[32] Dieng, C.T. (2011). Etude et implantation de l'extraction de requêtes fréquentes dans les bases de données multidimensionnelles (Doctoral dissertation. Université de Cergy Pontoise; Université Gaston Berger (SENEGAL)).
[33] Brodsky, A., Farkas, C., Wijesekera, D., Wang, X.S. (2000). Constraints inference channels and secure databases. In International Conference on Principles and Practice of Constraint Programming, pp. 98113. https://doi.org/10.1007/3540453490_9
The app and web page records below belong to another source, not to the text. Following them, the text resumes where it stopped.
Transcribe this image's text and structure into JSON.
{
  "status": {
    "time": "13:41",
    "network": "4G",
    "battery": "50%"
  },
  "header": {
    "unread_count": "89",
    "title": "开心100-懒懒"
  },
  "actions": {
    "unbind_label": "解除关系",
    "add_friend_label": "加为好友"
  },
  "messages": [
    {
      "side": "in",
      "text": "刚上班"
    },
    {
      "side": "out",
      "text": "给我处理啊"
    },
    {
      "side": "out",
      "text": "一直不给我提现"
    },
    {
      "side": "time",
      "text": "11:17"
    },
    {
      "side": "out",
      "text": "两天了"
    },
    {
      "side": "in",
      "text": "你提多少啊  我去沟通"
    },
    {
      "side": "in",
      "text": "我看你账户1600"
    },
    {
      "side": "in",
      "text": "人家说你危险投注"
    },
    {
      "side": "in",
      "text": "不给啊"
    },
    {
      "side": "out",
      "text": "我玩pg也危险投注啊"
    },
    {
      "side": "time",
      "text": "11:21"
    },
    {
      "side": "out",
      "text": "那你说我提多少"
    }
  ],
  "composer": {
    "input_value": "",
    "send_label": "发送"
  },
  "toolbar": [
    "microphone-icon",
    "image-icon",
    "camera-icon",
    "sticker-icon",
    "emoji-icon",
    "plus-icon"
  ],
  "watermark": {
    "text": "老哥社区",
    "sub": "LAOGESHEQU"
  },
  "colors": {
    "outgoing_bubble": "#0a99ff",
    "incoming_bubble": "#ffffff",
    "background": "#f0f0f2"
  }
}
[34] Nagelkerke, N.J. (1991). A note on a general definition of the coefficient of determination. Biometrika, 78(3): 691692. https://doi.org/10.1093/biomet/78.3.691
[35] Kim, J.H. (2009). Estimating classification error rate: Repeated crossvalidation, repeated holdout and bootstrap. Computational Statistics & Data Analysis, 53(11): 37353745. https://doi.org/10.1016/j.csda.2009.04.009
[36] Berrar, D. (2019). CrossValidation. in Encyclopedia of Bioinformatics and Computational, 542545. https://doi.org/10.1016/B9780128096338.20349X
[37] Marcot, B.G., Hanea, A.M. (2021). What is an optimal value of k in kfold crossvalidation in discrete Bayesian network analysis? Computational Statistics, 36(3): 20092031. https://doi.org/10.1007/s00180020009999
[38] Mnich, K., PolewkoKlim, A., Golińska, A.K., Lesiński, W., Rudnicki, W.R. (2020). Super Learning with Repeated Cross Validation. In 2020 International Conference on Data Mining Workshops (ICDMW), pp. 629635. https://doi.org/10.1109/ICDMW51313.2020.00089